The records below must be returned exactly, with every picture left out.
───── Source material ─────
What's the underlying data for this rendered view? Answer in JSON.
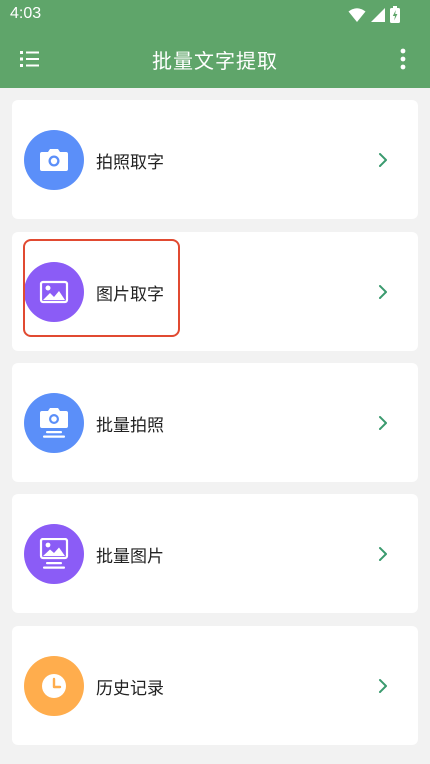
{
  "status_bar": {
    "time": "4:03",
    "icons": [
      "wifi-icon",
      "signal-icon",
      "battery-charging-icon"
    ]
  },
  "app_bar": {
    "title": "批量文字提取",
    "left_icon": "list-menu-icon",
    "right_icon": "more-vert-icon",
    "color": "#5fa56a"
  },
  "menu_items": [
    {
      "label": "拍照取字",
      "icon": "camera-icon",
      "color": "#5b8ff9"
    },
    {
      "label": "图片取字",
      "icon": "image-icon",
      "color": "#8b5cf6"
    },
    {
      "label": "批量拍照",
      "icon": "batch-camera-icon",
      "color": "#5b8ff9"
    },
    {
      "label": "批量图片",
      "icon": "batch-image-icon",
      "color": "#8b5cf6"
    },
    {
      "label": "历史记录",
      "icon": "clock-icon",
      "color": "#ffad4d"
    }
  ],
  "highlight_color": "#e14a31",
  "chevron_color": "#3a9a6e"
}
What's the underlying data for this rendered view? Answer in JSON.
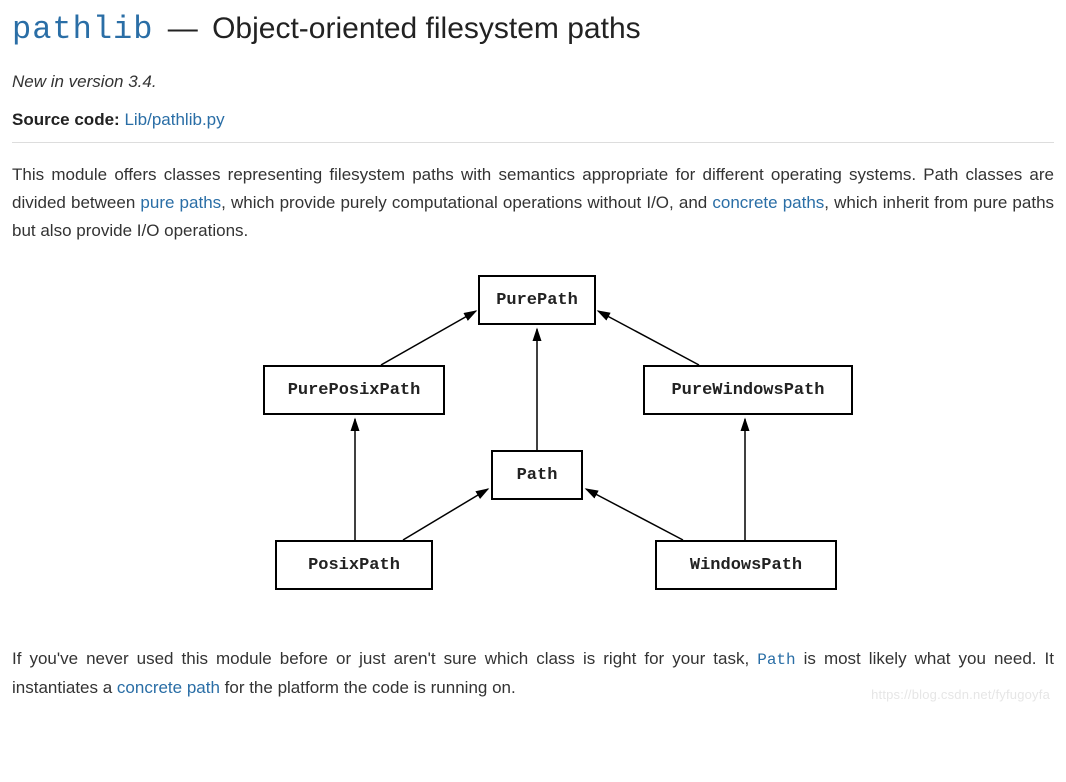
{
  "title": {
    "code": "pathlib",
    "rest": " Object-oriented filesystem paths"
  },
  "version_note": "New in version 3.4.",
  "source": {
    "label": "Source code:",
    "link": "Lib/pathlib.py"
  },
  "para1": {
    "t1": "This module offers classes representing filesystem paths with semantics appropriate for different operating systems. Path classes are divided between ",
    "link1": "pure paths",
    "t2": ", which provide purely computational operations without I/O, and ",
    "link2": "concrete paths",
    "t3": ", which inherit from pure paths but also provide I/O operations."
  },
  "diagram": {
    "purepath": "PurePath",
    "pureposix": "PurePosixPath",
    "purewindows": "PureWindowsPath",
    "path": "Path",
    "posix": "PosixPath",
    "windows": "WindowsPath"
  },
  "para2": {
    "t1": "If you've never used this module before or just aren't sure which class is right for your task, ",
    "code": "Path",
    "t2": " is most likely what you need. It instantiates a ",
    "link": "concrete path",
    "t3": " for the platform the code is running on."
  },
  "watermark": "https://blog.csdn.net/fyfugoyfa"
}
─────
Answer box:
What's the underlying data for this rendered view? Answer in JSON.
{
  "status_bar": {
    "time": "4:03",
    "icons": [
      "wifi-icon",
      "signal-icon",
      "battery-charging-icon"
    ]
  },
  "app_bar": {
    "title": "批量文字提取",
    "left_icon": "list-menu-icon",
    "right_icon": "more-vert-icon",
    "color": "#5fa56a"
  },
  "menu_items": [
    {
      "label": "拍照取字",
      "icon": "camera-icon",
      "color": "#5b8ff9"
    },
    {
      "label": "图片取字",
      "icon": "image-icon",
      "color": "#8b5cf6"
    },
    {
      "label": "批量拍照",
      "icon": "batch-camera-icon",
      "color": "#5b8ff9"
    },
    {
      "label": "批量图片",
      "icon": "batch-image-icon",
      "color": "#8b5cf6"
    },
    {
      "label": "历史记录",
      "icon": "clock-icon",
      "color": "#ffad4d"
    }
  ],
  "highlight_color": "#e14a31",
  "chevron_color": "#3a9a6e"
}
What's the underlying data for this rendered view? Answer in JSON.
{
  "title": {
    "code": "pathlib",
    "rest": " Object-oriented filesystem paths"
  },
  "version_note": "New in version 3.4.",
  "source": {
    "label": "Source code:",
    "link": "Lib/pathlib.py"
  },
  "para1": {
    "t1": "This module offers classes representing filesystem paths with semantics appropriate for different operating systems. Path classes are divided between ",
    "link1": "pure paths",
    "t2": ", which provide purely computational operations without I/O, and ",
    "link2": "concrete paths",
    "t3": ", which inherit from pure paths but also provide I/O operations."
  },
  "diagram": {
    "purepath": "PurePath",
    "pureposix": "PurePosixPath",
    "purewindows": "PureWindowsPath",
    "path": "Path",
    "posix": "PosixPath",
    "windows": "WindowsPath"
  },
  "para2": {
    "t1": "If you've never used this module before or just aren't sure which class is right for your task, ",
    "code": "Path",
    "t2": " is most likely what you need. It instantiates a ",
    "link": "concrete path",
    "t3": " for the platform the code is running on."
  },
  "watermark": "https://blog.csdn.net/fyfugoyfa"
}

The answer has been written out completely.